As expected, one of the seven open items relates to concrete degradation found in some areas of Seabrook Station’s subterranean walls, due to alkali-silica reaction within the concrete. ASR is more commonly in transportation structures like bridges and roads, where mitigation has been successful. But Seabrook Station is the first nuclear power plant to discover and report its presence within parts of the plant’s structure.
Occurring when moisture is present, alkali-silica reaction is a slow chemical reaction between the alkaline cement and reactive silica found in some aggregates used to make concrete. ASR forms a gel that expands, causing micro-cracks that affect concrete properties, but which can take five to 15 years to show up.
According to the safety evaluation report, the other six items include:
• Staff concern Seabrook Station has not, until now, implemented procedures and inspections to keep space between containment and containment enclosure buildings in a dewatered state.
• NextEra did not fully describe how it will use future operating experience to ensure the aging management program will remain effective for managing the aging effects during the period of extended operation, nor make clear how it intends to implement monitor operating experience on an ongoing basis to ensure effectiveness.
• Sufficient information was lacking to evaluate pressure-retaining bolting and component external surfaces surrounded by seal cap enclosures that may end up submerged due to ongoing leakage within the exposure.
• Sufficient information was lacking to judge if treated borated water environments will have sufficient control to determine if there will be adequate management of components.
• NRC staff had concerns whether the methodology used to develop pressure-temperature limits is consistent with requirements.

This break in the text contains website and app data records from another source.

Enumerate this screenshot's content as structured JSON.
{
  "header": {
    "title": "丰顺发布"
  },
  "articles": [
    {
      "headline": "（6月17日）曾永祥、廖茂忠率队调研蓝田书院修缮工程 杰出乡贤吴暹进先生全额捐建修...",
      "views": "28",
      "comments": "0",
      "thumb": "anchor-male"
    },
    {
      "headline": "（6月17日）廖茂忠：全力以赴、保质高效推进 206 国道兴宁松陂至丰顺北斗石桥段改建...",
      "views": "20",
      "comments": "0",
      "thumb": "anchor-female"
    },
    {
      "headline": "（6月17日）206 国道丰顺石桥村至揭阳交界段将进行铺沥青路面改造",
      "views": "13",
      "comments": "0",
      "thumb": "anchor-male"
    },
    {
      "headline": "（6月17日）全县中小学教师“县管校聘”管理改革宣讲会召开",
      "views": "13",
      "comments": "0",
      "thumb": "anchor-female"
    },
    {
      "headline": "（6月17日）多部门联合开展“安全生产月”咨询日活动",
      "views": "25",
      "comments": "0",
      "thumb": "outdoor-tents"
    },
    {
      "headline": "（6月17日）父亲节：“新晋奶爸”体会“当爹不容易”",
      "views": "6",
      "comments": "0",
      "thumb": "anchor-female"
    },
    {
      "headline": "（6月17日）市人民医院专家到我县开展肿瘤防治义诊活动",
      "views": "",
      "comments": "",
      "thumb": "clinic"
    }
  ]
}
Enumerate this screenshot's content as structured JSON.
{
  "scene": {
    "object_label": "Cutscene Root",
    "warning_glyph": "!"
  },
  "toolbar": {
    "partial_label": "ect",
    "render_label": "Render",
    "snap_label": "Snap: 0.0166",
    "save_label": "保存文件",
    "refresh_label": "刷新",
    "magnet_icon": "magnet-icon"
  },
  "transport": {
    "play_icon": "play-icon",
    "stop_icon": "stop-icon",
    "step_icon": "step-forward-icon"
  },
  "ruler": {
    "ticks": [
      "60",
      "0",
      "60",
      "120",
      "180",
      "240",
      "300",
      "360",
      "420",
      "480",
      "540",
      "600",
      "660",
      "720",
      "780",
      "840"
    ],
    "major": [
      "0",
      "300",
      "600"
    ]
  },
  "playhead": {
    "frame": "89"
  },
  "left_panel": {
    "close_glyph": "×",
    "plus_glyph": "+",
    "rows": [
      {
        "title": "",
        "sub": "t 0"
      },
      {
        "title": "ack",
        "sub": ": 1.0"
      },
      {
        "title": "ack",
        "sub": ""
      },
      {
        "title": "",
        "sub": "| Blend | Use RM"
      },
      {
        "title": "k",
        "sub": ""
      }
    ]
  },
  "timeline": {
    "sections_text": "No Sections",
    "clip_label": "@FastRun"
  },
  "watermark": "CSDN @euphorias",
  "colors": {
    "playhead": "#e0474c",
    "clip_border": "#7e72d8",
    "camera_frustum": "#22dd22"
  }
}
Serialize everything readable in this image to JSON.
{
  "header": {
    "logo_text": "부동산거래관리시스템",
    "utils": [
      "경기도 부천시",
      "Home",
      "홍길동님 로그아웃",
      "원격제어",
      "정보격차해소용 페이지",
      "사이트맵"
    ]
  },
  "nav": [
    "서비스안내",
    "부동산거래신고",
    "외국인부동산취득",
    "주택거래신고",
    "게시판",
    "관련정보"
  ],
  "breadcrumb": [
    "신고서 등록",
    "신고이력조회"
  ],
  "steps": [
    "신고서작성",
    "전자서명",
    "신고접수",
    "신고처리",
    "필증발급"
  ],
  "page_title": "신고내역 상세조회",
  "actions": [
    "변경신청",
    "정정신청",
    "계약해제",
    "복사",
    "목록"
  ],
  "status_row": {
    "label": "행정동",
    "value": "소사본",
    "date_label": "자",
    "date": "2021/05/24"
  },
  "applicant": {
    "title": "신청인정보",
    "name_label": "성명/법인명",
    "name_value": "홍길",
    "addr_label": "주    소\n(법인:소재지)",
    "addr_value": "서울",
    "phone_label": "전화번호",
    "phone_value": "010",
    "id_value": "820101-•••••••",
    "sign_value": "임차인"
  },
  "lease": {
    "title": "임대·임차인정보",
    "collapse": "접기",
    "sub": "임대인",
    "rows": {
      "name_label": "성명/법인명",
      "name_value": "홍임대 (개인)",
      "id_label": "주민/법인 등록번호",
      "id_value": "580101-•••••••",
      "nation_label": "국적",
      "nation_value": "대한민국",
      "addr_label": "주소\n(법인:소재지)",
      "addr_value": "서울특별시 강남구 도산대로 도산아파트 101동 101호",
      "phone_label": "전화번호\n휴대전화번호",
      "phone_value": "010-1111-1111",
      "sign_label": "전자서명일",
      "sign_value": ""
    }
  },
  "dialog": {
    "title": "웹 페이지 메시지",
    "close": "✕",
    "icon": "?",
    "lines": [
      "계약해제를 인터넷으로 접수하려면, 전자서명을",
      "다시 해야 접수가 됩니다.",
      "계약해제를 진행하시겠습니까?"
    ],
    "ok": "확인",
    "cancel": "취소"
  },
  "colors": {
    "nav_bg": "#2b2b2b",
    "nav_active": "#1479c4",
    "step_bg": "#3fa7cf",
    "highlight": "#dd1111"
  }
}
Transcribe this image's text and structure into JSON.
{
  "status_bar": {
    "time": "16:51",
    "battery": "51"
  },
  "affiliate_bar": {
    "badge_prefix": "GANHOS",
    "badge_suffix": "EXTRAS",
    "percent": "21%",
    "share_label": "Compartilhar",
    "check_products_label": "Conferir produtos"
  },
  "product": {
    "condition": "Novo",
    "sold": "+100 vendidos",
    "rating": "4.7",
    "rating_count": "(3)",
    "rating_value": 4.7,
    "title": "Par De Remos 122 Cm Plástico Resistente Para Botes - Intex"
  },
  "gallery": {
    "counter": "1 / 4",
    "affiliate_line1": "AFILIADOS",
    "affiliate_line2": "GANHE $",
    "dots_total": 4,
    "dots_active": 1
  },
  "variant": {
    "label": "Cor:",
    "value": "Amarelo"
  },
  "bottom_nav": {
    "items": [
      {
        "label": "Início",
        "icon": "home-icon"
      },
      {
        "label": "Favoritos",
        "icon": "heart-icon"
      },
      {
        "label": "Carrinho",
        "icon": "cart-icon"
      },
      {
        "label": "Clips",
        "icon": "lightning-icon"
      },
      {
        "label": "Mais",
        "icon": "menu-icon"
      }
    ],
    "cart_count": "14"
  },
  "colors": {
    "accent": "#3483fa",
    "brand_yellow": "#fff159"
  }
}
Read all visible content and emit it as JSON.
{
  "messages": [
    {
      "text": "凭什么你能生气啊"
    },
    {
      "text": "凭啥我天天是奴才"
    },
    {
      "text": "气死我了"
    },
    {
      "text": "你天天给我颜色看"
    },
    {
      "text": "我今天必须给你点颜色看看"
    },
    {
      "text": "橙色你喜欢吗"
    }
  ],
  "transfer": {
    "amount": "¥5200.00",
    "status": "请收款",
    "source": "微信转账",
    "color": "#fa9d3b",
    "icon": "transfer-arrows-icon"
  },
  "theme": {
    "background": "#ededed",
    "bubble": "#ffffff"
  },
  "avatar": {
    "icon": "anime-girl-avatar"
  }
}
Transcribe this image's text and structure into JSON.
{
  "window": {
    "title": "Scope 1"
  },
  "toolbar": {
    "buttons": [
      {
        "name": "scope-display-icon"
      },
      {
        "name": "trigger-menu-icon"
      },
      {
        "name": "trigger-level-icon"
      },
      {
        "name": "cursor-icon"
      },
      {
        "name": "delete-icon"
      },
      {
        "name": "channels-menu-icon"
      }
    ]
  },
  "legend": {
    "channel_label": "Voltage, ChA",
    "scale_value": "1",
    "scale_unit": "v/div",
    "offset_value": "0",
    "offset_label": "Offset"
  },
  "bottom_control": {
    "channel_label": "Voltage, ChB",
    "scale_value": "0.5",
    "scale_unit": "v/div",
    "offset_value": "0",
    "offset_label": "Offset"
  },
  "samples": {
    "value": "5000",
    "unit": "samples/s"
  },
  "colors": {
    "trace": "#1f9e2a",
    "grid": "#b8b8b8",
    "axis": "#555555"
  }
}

• NRC staff has concerns over the management of cracking due to primary water stress corrosion cracking on the primary coolant side of steam generator tube-to-tubesheet welds made or clad with nickle alloy.
Sheehan said there needs to be a resolution of all of the open items before the NRC will be able to issue a final decision on Seabrook Station’s application to operate for an additional 20 years.